Where there is a basis for a plaintiff to assert liability against a party or parties named in a complaint and there is no reason for another party to believe that the plaintiff did anything other than make a deliberate choice between potential defendants, courts have consistently held that the third requirement of Fed. R. Civ. P.15(c)(3) is not met.
A patron filed an action for damages after he had a heart attack in the corporation's casino. The corporation filed a third-party complaint against its in-house doctor. The patron filed a motion under Fed. R. Civ. P. 15(c) to add the in-house doctor as a defendant which was granted by a magistrate. The corporation then filed a motion for summary judgment. The district court granted summary judgment and reversed the order on the rule 15(c) motion.
Was the grant of summary judgment proper?

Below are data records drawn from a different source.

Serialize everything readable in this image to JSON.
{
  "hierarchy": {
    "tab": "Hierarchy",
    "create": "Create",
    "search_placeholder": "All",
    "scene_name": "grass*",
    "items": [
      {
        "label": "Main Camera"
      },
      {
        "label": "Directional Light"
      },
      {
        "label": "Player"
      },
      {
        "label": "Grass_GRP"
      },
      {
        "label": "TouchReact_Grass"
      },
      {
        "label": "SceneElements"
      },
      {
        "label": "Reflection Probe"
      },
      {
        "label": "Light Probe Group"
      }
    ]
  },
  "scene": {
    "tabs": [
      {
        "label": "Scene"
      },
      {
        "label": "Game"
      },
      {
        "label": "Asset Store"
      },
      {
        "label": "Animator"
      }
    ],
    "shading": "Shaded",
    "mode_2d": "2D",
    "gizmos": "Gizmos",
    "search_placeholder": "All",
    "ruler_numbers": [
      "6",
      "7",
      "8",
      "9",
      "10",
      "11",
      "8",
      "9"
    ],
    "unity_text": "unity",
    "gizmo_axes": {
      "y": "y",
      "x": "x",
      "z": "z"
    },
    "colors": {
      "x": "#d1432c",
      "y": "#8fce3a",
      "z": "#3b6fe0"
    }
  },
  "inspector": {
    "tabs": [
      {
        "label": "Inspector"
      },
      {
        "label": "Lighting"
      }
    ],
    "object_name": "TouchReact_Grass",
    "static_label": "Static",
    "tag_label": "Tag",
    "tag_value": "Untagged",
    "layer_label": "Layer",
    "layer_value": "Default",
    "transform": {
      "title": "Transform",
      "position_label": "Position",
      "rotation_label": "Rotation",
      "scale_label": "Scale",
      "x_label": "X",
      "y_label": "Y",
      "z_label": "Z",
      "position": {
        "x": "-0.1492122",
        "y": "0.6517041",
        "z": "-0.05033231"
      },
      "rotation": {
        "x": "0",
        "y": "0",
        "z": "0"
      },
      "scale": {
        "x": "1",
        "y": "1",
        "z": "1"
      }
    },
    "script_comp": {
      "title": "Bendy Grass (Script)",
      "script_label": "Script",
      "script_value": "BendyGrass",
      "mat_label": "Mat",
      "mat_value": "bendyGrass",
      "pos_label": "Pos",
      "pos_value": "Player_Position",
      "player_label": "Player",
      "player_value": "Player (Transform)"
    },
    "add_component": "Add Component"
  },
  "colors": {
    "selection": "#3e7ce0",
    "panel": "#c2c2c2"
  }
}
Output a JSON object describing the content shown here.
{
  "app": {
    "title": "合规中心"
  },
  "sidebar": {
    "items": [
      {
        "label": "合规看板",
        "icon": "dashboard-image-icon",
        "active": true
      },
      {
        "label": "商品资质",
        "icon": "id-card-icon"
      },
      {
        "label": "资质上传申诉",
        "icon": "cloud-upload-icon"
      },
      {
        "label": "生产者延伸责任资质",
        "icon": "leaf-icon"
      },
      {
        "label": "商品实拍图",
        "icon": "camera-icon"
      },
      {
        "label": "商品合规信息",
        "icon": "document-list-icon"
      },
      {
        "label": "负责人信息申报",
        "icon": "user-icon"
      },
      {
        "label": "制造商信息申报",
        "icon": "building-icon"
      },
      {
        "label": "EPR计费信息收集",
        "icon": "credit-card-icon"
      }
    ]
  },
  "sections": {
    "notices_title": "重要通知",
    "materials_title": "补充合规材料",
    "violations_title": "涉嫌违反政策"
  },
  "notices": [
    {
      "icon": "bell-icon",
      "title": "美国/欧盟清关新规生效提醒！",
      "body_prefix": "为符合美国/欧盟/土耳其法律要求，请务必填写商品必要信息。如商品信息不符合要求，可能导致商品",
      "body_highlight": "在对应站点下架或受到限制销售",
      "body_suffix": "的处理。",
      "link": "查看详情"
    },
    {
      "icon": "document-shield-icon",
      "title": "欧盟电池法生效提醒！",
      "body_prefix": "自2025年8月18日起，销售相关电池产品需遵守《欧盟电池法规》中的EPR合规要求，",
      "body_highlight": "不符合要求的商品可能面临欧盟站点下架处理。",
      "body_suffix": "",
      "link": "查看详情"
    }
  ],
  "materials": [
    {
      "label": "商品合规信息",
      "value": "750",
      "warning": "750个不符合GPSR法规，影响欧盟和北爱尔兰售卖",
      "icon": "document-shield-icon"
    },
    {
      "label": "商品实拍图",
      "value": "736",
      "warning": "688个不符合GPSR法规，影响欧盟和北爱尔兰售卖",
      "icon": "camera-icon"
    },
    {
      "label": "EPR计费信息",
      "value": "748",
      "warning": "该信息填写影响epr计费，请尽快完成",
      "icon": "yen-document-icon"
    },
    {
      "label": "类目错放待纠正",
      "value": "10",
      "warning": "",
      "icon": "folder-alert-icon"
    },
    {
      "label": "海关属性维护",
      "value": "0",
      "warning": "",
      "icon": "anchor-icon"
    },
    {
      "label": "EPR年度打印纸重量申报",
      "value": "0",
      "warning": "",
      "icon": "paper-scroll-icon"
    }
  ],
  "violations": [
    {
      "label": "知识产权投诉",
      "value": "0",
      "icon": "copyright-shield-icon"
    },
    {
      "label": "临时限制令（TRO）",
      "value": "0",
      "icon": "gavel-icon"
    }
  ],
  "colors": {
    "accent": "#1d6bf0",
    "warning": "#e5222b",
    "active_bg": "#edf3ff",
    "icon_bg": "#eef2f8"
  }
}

The court held that the summary judgment was proper because the corporation did not have a preexisting duty to the patron under the Good Samaritan Act to provide medical equipment and personnel to perform an intubation. The court held that the reversal of the order to include the in-house doctor was proper because the in-house doctor did not receive notice of the action within the statute of limitations under the original rule. The court further held that the patron failed to meet the requirements of the amended rule 15(c) because the in-house doctor did not know or should not have known that the action would have been brought against him.